Seemingly with all the varieties of plants and their roots, obviously it is difficult to let a single species to suffice as a model for all. However, one tissue specialization that occurs in the early stages of root development in what Gregory describes as “lateral root growth” involves emergent specialized tissue growth of “epidermal cell layers” on the “main root axis” which functions as expressions for a response to sucrose transporter (320). Collectively cortex, hypodermis, and epidermis form a “tight seal” thereby holding the root to the integrity of its core axis (Gregory 320). In addition to providing the stems and leaves with nutrients, and in conjunction with the metabolism process of photosynthesis, specialized tissues in roots known as a mass of “adventitious roots,” root cap cell periphery, and tissue cells called “Columella” with their amyloplasts can detect the gravity. Who knew? These specialized tissue cells then, respond to light and are responsive to soil particle pressure – as Columella cell push their way to the root cap all the unique peripheral tissue-laden cells coordinate their functions with the aid of mucigel, according to the same aforementioned source.
Mucigel, in turn, performs a plethora of functions. Mucigel helps protect the root and assists information of essential “sugars, organic acids, vitamins, enzymes, and amino acids” which actually a sort of hydrated “polysaccharide” in the dictyosomes. Specialized inhibitors in certain plant roots help the roots to refrain competing plant root growth. Root tissues are extremely and highly complex. The biochemical and genetic foundation of functionality is amazing. Given the sections of tissues, some key areas at, or near the tip, include the Quiescent Center region that organizes growth patterns, and the Subapical Region tissue which has three sub-divisions which regulate plant metabolism in terms of length, differentiation, root hairs, and water uptake and “nutrient absorption.” However it is important to keep in mind that there are immense differences from plant type, as for example the cactus maintains photosynthesis with their numerous hairs and stomata and feature specializations that sometimes may not reduce the rate of transpiration in order to reduce light intensity in the particular dry desert environment.

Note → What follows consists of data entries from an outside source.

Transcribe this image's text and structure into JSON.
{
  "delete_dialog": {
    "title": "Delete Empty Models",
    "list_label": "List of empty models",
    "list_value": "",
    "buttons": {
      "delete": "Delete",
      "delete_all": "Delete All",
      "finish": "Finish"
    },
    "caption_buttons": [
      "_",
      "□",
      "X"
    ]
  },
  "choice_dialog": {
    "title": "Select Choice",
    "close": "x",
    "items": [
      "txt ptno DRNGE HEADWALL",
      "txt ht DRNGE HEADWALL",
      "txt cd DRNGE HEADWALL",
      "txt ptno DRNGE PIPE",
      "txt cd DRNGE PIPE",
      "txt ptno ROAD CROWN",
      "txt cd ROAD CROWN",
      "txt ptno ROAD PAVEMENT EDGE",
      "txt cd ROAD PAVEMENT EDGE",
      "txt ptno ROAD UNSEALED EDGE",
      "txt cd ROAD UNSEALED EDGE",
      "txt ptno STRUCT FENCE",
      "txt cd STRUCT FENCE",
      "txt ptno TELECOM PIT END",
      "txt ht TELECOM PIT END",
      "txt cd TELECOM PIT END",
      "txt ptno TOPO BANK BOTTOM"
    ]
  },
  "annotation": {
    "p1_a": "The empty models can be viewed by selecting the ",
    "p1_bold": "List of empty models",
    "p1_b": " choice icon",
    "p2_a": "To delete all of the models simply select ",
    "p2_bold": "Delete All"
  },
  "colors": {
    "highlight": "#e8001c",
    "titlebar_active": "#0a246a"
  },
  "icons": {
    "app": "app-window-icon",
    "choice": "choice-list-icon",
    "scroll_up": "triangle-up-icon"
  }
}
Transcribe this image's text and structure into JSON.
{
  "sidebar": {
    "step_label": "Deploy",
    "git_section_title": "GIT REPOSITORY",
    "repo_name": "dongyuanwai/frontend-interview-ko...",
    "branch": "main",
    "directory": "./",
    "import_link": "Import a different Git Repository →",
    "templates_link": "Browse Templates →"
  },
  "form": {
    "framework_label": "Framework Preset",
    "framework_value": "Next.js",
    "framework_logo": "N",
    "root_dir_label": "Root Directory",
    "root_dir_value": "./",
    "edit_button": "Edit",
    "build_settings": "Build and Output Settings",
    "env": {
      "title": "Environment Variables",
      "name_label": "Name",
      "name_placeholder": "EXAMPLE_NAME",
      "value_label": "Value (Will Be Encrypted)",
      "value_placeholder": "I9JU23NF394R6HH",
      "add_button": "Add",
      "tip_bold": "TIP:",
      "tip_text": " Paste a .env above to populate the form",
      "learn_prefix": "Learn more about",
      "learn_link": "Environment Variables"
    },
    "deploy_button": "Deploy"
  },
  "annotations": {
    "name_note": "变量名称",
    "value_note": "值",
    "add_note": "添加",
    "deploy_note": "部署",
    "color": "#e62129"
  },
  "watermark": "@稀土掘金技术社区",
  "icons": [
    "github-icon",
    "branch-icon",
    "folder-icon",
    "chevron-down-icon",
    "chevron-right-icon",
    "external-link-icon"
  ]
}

The variations seem endless as scientists are discovering new wonders every day.
One might say that getting down to the nitty-gritty of a genetic discussion about plant root metabolism is truly where the real action is. For example, authors Emons and Ketelaar point out the intricacy of a root's hair system as informing that “root hairs stand out from the root body, extending the surface area of the root to facilitate anchoring in the soil and absorption of ions and water” (1). When you really consider the vitality of roots by-and-large in terms of their role and function in plant metabolism, it is no wonder that the health of people and food supply worldwide are so critically connected to the process. In fact, as commonly known, plants hold a vital key to the oxygen supply.
Emons, Anne Mie C., and Tijs Ketelaar. Root hairs. Springer, 2009.
Gregory, P. J. Plant roots: Growth, activity, and interaction with soils. Blackwell Pub., 2006. “Plant Roots.” facweb.furman. Furman University, 2013. Web. 2 July 2013.